After his death and in large measure due to his efforts, he was responsible for the victory of Nicene orthodoxy over Arianism in the Byzantine East, and the denunciation of Arianism at the Council of Constantinople in 381-82. Basil worked for the exclusion of unfit candidates from the sacred ministry and the deliverance of the bishops from the temptation of simony; ecclesiastical crime of paying for holy offices or positions in the hierarchy of a church. Basil trained his clergy so strictly that they grew famous as the type of all that a priest should be. He was a cool, persistent, fearless fighter in defence both of doctrine and of principles. There was very little chance of opposing him successfully.

Interests of the poor

Basil had shown a marked interest in the poor and afflicted. He created the Basileiad institution, a house for the care of friendless strangers, the medical treatment of the sick poor, and the industrial training of the unskilled. Basil's teachings regarding the social obligations of the wealthy were so forcibly preached that modern sociologists have ventured to claim him as one of their own. [2]

Prayer for the departed

Saint Basil the Great, like all the other Church Fathers, taught the importance of praying for the faithful departed. St. Basil wrote, "I think that the noble athletes of God, who have wrestled all their lives with the invisible enemies, after they have escaped all of their persecutions and have come to the end of life, are examined by the prince of this world; and if they are found to have any wounds from their wrestling, any stains or effects of sin, they are detained. If, however they are found unwounded and without stain, they are, as unconquered, brought by Christ into their rest."[3]


Basil died 1 January, 379. His death was regarded as a public bereavement; Jews, pagans, and foreigners vied with his own flock in doing him honour. His leadership of Caesarea took shape as the sort of model of the Christian diocese. He lived up to his name, meaning kingly. St. Basil is the patron saint of Russia and the patron saint of hospital administrators. In 1568, Pope Pius V made Basil a Doctor of the Catholic Church.

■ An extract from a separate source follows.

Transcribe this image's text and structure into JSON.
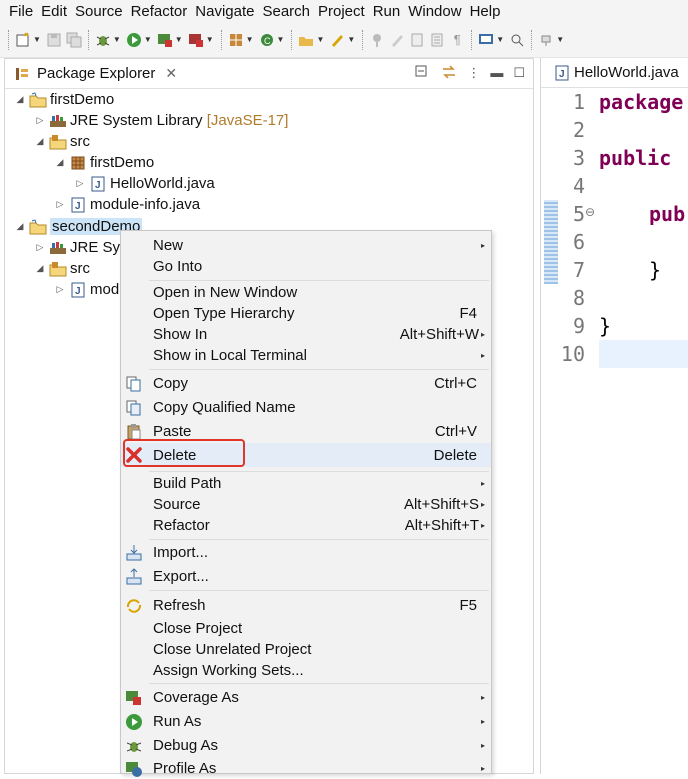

  • Dogmatic; five books against Eunomius. (his work assails Arianism and defends the Divinity of the Three Persons of the Trinity). His treatise teaches the doctrine of the Divinity of the Holy Ghost (Basil had sanctioned the use of a doxology, "Glory be to the Father with the Son together with the Holy Ghost")
  • Exegetical; these include nine homilies "On the Hexaemeron" and thirteen (Maran) genuine homilies on particular Psalms.
  • Homiletical; Twenty-four sermons, doctrinal and moral.(preaching upon the responsibilities of wealth)
  • Correspondence; 366 letters also called Canonical Epistles.


  • O sinner, be not discouraged, but have recourse to Mary in all you necessities. Call her to your assistance, for such is the divine Will that she should help in every kind of necessity.
  • By the command of your only-begotten Son we communicate with the memory of your whose prayers and supplications have mercy upon us all, and deliver us for the sake of your holy name.


  1. Saint Basil the Great Star Quest Production Network
  2. St. Basil the Great Catholic Encyclopedia
  3. (Homilies on the Psalms 7:2)